* [EXERCISE REQUIREMENTS] The complete listing should be copied out exactly.
= Beginning of Section =
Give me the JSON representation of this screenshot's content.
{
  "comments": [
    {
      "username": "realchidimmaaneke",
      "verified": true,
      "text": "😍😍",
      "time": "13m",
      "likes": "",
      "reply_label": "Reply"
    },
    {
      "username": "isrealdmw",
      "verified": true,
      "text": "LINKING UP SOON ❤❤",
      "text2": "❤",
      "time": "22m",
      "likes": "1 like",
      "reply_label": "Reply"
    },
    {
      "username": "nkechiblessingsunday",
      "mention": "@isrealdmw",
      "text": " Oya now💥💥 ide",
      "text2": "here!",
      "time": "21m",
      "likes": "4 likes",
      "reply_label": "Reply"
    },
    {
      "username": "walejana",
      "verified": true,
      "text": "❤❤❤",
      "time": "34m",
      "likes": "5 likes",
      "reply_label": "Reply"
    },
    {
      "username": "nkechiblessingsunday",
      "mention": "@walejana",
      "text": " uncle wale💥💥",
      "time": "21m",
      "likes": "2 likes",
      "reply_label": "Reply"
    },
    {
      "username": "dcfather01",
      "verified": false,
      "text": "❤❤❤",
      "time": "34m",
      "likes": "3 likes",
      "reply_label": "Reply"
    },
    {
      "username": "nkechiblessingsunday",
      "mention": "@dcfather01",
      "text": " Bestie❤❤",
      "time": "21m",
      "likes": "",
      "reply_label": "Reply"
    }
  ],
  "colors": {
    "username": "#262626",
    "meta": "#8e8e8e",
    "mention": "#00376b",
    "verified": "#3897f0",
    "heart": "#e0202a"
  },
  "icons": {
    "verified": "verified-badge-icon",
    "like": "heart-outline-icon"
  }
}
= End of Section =
* [RESULT]
Give me the JSON representation of this screenshot's content.
{
  "comments": [
    {
      "username": "realchidimmaaneke",
      "verified": true,
      "text": "😍😍",
      "time": "13m",
      "likes": "",
      "reply_label": "Reply"
    },
    {
      "username": "isrealdmw",
      "verified": true,
      "text": "LINKING UP SOON ❤❤",
      "text2": "❤",
      "time": "22m",
      "likes": "1 like",
      "reply_label": "Reply"
    },
    {
      "username": "nkechiblessingsunday",
      "mention": "@isrealdmw",
      "text": " Oya now💥💥 ide",
      "text2": "here!",
      "time": "21m",
      "likes": "4 likes",
      "reply_label": "Reply"
    },
    {
      "username": "walejana",
      "verified": true,
      "text": "❤❤❤",
      "time": "34m",
      "likes": "5 likes",
      "reply_label": "Reply"
    },
    {
      "username": "nkechiblessingsunday",
      "mention": "@walejana",
      "text": " uncle wale💥💥",
      "time": "21m",
      "likes": "2 likes",
      "reply_label": "Reply"
    },
    {
      "username": "dcfather01",
      "verified": false,
      "text": "❤❤❤",
      "time": "34m",
      "likes": "3 likes",
      "reply_label": "Reply"
    },
    {
      "username": "nkechiblessingsunday",
      "mention": "@dcfather01",
      "text": " Bestie❤❤",
      "time": "21m",
      "likes": "",
      "reply_label": "Reply"
    }
  ],
  "colors": {
    "username": "#262626",
    "meta": "#8e8e8e",
    "mention": "#00376b",
    "verified": "#3897f0",
    "heart": "#e0202a"
  },
  "icons": {
    "verified": "verified-badge-icon",
    "like": "heart-outline-icon"
  }
}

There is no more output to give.